--- Data listing Enclosed Below ---
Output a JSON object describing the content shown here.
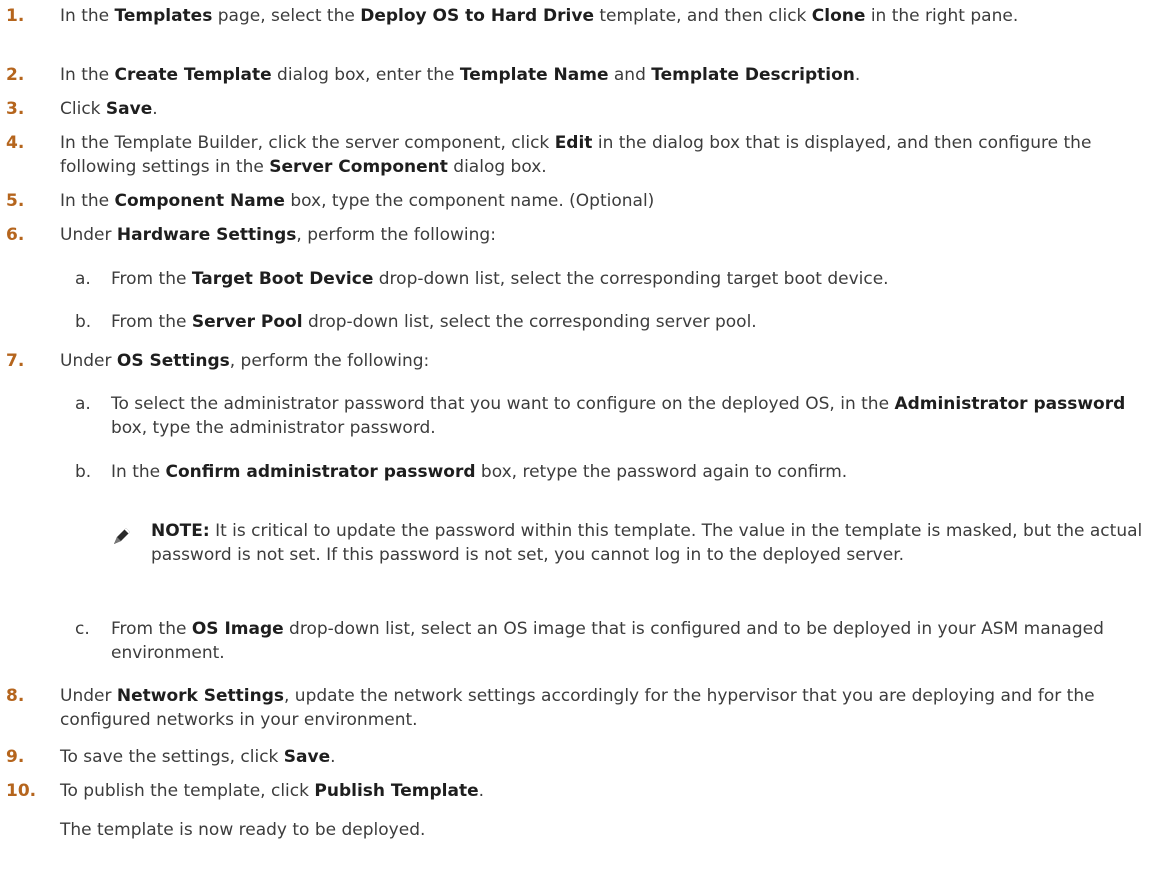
{
  "steps": [
    {
      "num": "1.",
      "parts": [
        {
          "t": "In the ",
          "b": false
        },
        {
          "t": "Templates",
          "b": true
        },
        {
          "t": " page, select the ",
          "b": false
        },
        {
          "t": "Deploy OS to Hard Drive",
          "b": true
        },
        {
          "t": " template, and then click ",
          "b": false
        },
        {
          "t": "Clone",
          "b": true
        },
        {
          "t": " in the right pane.",
          "b": false
        }
      ]
    },
    {
      "num": "2.",
      "parts": [
        {
          "t": "In the ",
          "b": false
        },
        {
          "t": "Create Template",
          "b": true
        },
        {
          "t": " dialog box, enter the ",
          "b": false
        },
        {
          "t": "Template Name",
          "b": true
        },
        {
          "t": " and ",
          "b": false
        },
        {
          "t": "Template Description",
          "b": true
        },
        {
          "t": ".",
          "b": false
        }
      ]
    },
    {
      "num": "3.",
      "parts": [
        {
          "t": "Click ",
          "b": false
        },
        {
          "t": "Save",
          "b": true
        },
        {
          "t": ".",
          "b": false
        }
      ]
    },
    {
      "num": "4.",
      "parts": [
        {
          "t": "In the Template Builder, click the server component, click ",
          "b": false
        },
        {
          "t": "Edit",
          "b": true
        },
        {
          "t": " in the dialog box that is displayed, and then configure the following settings in the ",
          "b": false
        },
        {
          "t": "Server Component",
          "b": true
        },
        {
          "t": " dialog box.",
          "b": false
        }
      ]
    },
    {
      "num": "5.",
      "parts": [
        {
          "t": "In the ",
          "b": false
        },
        {
          "t": "Component Name",
          "b": true
        },
        {
          "t": " box, type the component name. (Optional)",
          "b": false
        }
      ]
    },
    {
      "num": "6.",
      "parts": [
        {
          "t": "Under ",
          "b": false
        },
        {
          "t": "Hardware Settings",
          "b": true
        },
        {
          "t": ", perform the following:",
          "b": false
        }
      ]
    },
    {
      "num": "7.",
      "parts": [
        {
          "t": "Under ",
          "b": false
        },
        {
          "t": "OS Settings",
          "b": true
        },
        {
          "t": ", perform the following:",
          "b": false
        }
      ]
    },
    {
      "num": "8.",
      "parts": [
        {
          "t": "Under ",
          "b": false
        },
        {
          "t": "Network Settings",
          "b": true
        },
        {
          "t": ", update the network settings accordingly for the hypervisor that you are deploying and for the configured networks in your environment.",
          "b": false
        }
      ]
    },
    {
      "num": "9.",
      "parts": [
        {
          "t": "To save the settings, click ",
          "b": false
        },
        {
          "t": "Save",
          "b": true
        },
        {
          "t": ".",
          "b": false
        }
      ]
    },
    {
      "num": "10.",
      "parts": [
        {
          "t": "To publish the template, click ",
          "b": false
        },
        {
          "t": "Publish Template",
          "b": true
        },
        {
          "t": ".",
          "b": false
        }
      ]
    }
  ],
  "substeps": [
    {
      "letter": "a.",
      "parts": [
        {
          "t": "From the ",
          "b": false
        },
        {
          "t": "Target Boot Device",
          "b": true
        },
        {
          "t": " drop-down list, select the corresponding target boot device.",
          "b": false
        }
      ]
    },
    {
      "letter": "b.",
      "parts": [
        {
          "t": "From the ",
          "b": false
        },
        {
          "t": "Server Pool",
          "b": true
        },
        {
          "t": " drop-down list, select the corresponding server pool.",
          "b": false
        }
      ]
    },
    {
      "letter": "a.",
      "parts": [
        {
          "t": "To select the administrator password that you want to configure on the deployed OS, in the ",
          "b": false
        },
        {
          "t": "Administrator password",
          "b": true
        },
        {
          "t": " box, type the administrator password.",
          "b": false
        }
      ]
    },
    {
      "letter": "b.",
      "parts": [
        {
          "t": "In the ",
          "b": false
        },
        {
          "t": "Confirm administrator password",
          "b": true
        },
        {
          "t": " box, retype the password again to confirm.",
          "b": false
        }
      ]
    },
    {
      "letter": "c.",
      "parts": [
        {
          "t": "From the ",
          "b": false
        },
        {
          "t": "OS Image",
          "b": true
        },
        {
          "t": " drop-down list, select an OS image that is configured and to be deployed in your ASM managed environment.",
          "b": false
        }
      ]
    }
  ],
  "note": {
    "label": "NOTE:",
    "text": " It is critical to update the password within this template. The value in the template is masked, but the actual password is not set. If this password is not set, you cannot log in to the deployed server.",
    "icon": "pencil-note-icon"
  },
  "tail": "The template is now ready to be deployed."
}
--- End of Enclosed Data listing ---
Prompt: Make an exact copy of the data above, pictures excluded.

Expected answer:
Output a JSON object describing the content shown here.
{
  "steps": [
    {
      "num": "1.",
      "parts": [
        {
          "t": "In the ",
          "b": false
        },
        {
          "t": "Templates",
          "b": true
        },
        {
          "t": " page, select the ",
          "b": false
        },
        {
          "t": "Deploy OS to Hard Drive",
          "b": true
        },
        {
          "t": " template, and then click ",
          "b": false
        },
        {
          "t": "Clone",
          "b": true
        },
        {
          "t": " in the right pane.",
          "b": false
        }
      ]
    },
    {
      "num": "2.",
      "parts": [
        {
          "t": "In the ",
          "b": false
        },
        {
          "t": "Create Template",
          "b": true
        },
        {
          "t": " dialog box, enter the ",
          "b": false
        },
        {
          "t": "Template Name",
          "b": true
        },
        {
          "t": " and ",
          "b": false
        },
        {
          "t": "Template Description",
          "b": true
        },
        {
          "t": ".",
          "b": false
        }
      ]
    },
    {
      "num": "3.",
      "parts": [
        {
          "t": "Click ",
          "b": false
        },
        {
          "t": "Save",
          "b": true
        },
        {
          "t": ".",
          "b": false
        }
      ]
    },
    {
      "num": "4.",
      "parts": [
        {
          "t": "In the Template Builder, click the server component, click ",
          "b": false
        },
        {
          "t": "Edit",
          "b": true
        },
        {
          "t": " in the dialog box that is displayed, and then configure the following settings in the ",
          "b": false
        },
        {
          "t": "Server Component",
          "b": true
        },
        {
          "t": " dialog box.",
          "b": false
        }
      ]
    },
    {
      "num": "5.",
      "parts": [
        {
          "t": "In the ",
          "b": false
        },
        {
          "t": "Component Name",
          "b": true
        },
        {
          "t": " box, type the component name. (Optional)",
          "b": false
        }
      ]
    },
    {
      "num": "6.",
      "parts": [
        {
          "t": "Under ",
          "b": false
        },
        {
          "t": "Hardware Settings",
          "b": true
        },
        {
          "t": ", perform the following:",
          "b": false
        }
      ]
    },
    {
      "num": "7.",
      "parts": [
        {
          "t": "Under ",
          "b": false
        },
        {
          "t": "OS Settings",
          "b": true
        },
        {
          "t": ", perform the following:",
          "b": false
        }
      ]
    },
    {
      "num": "8.",
      "parts": [
        {
          "t": "Under ",
          "b": false
        },
        {
          "t": "Network Settings",
          "b": true
        },
        {
          "t": ", update the network settings accordingly for the hypervisor that you are deploying and for the configured networks in your environment.",
          "b": false
        }
      ]
    },
    {
      "num": "9.",
      "parts": [
        {
          "t": "To save the settings, click ",
          "b": false
        },
        {
          "t": "Save",
          "b": true
        },
        {
          "t": ".",
          "b": false
        }
      ]
    },
    {
      "num": "10.",
      "parts": [
        {
          "t": "To publish the template, click ",
          "b": false
        },
        {
          "t": "Publish Template",
          "b": true
        },
        {
          "t": ".",
          "b": false
        }
      ]
    }
  ],
  "substeps": [
    {
      "letter": "a.",
      "parts": [
        {
          "t": "From the ",
          "b": false
        },
        {
          "t": "Target Boot Device",
          "b": true
        },
        {
          "t": " drop-down list, select the corresponding target boot device.",
          "b": false
        }
      ]
    },
    {
      "letter": "b.",
      "parts": [
        {
          "t": "From the ",
          "b": false
        },
        {
          "t": "Server Pool",
          "b": true
        },
        {
          "t": " drop-down list, select the corresponding server pool.",
          "b": false
        }
      ]
    },
    {
      "letter": "a.",
      "parts": [
        {
          "t": "To select the administrator password that you want to configure on the deployed OS, in the ",
          "b": false
        },
        {
          "t": "Administrator password",
          "b": true
        },
        {
          "t": " box, type the administrator password.",
          "b": false
        }
      ]
    },
    {
      "letter": "b.",
      "parts": [
        {
          "t": "In the ",
          "b": false
        },
        {
          "t": "Confirm administrator password",
          "b": true
        },
        {
          "t": " box, retype the password again to confirm.",
          "b": false
        }
      ]
    },
    {
      "letter": "c.",
      "parts": [
        {
          "t": "From the ",
          "b": false
        },
        {
          "t": "OS Image",
          "b": true
        },
        {
          "t": " drop-down list, select an OS image that is configured and to be deployed in your ASM managed environment.",
          "b": false
        }
      ]
    }
  ],
  "note": {
    "label": "NOTE:",
    "text": " It is critical to update the password within this template. The value in the template is masked, but the actual password is not set. If this password is not set, you cannot log in to the deployed server.",
    "icon": "pencil-note-icon"
  },
  "tail": "The template is now ready to be deployed."
}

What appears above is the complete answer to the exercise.